**EXERCISE OBJECTIVE**
Provide only the number of lines below in which the string "data" occurs.

**ENTRIES SUPPLIED**
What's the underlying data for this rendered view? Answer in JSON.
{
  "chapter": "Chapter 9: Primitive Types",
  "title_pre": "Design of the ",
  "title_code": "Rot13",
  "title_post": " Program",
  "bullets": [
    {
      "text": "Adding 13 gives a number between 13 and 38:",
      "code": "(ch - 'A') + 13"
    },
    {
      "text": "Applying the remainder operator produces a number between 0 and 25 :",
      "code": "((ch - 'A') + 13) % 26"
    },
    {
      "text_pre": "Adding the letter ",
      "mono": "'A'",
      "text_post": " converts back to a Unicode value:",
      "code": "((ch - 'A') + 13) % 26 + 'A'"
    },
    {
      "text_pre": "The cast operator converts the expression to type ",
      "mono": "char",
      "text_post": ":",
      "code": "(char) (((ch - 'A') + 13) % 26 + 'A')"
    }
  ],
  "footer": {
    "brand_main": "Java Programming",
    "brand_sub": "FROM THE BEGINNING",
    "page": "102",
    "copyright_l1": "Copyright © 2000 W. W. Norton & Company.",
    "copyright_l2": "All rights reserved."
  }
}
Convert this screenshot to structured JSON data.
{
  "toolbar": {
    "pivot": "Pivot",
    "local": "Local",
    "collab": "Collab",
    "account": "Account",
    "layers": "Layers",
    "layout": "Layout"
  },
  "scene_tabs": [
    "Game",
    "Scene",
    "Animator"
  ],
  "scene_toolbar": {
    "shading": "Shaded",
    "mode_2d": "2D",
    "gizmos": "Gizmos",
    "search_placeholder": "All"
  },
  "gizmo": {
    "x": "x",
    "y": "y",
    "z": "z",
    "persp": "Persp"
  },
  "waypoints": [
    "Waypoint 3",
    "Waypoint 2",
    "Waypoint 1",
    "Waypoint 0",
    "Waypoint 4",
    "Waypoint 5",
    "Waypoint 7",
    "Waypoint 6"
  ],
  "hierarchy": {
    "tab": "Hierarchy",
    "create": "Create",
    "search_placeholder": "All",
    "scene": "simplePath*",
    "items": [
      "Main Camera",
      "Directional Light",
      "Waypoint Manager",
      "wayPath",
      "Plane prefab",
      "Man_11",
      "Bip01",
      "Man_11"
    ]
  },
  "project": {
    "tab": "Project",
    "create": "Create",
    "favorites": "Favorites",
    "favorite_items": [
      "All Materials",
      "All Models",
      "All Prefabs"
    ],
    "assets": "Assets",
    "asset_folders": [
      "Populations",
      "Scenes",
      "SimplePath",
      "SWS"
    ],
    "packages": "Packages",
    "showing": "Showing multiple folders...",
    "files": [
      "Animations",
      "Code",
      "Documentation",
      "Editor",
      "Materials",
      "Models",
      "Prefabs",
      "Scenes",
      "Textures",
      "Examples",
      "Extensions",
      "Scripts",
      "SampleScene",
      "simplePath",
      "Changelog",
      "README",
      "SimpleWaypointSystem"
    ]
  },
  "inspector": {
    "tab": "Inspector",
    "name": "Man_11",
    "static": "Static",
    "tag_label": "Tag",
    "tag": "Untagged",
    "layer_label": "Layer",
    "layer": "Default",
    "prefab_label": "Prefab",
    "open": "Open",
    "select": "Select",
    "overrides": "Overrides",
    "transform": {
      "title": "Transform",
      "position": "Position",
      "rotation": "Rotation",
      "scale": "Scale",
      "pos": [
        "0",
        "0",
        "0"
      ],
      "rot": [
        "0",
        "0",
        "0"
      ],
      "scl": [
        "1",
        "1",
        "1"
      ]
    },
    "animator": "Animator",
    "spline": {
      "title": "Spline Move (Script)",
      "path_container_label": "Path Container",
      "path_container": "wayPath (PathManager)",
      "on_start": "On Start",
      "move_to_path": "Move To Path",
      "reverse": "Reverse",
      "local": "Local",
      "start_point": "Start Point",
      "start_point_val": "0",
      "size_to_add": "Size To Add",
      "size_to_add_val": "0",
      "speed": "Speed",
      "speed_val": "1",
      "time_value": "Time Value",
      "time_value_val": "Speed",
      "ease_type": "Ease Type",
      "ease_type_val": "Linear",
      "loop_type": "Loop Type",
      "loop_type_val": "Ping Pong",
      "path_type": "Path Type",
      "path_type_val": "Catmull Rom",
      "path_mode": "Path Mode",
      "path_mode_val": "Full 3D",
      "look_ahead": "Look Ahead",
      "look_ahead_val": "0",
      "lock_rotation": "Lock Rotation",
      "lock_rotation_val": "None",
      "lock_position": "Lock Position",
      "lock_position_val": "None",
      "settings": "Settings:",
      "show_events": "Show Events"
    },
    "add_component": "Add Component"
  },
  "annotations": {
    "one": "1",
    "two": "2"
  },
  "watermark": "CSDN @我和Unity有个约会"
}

**RESPONSE**
2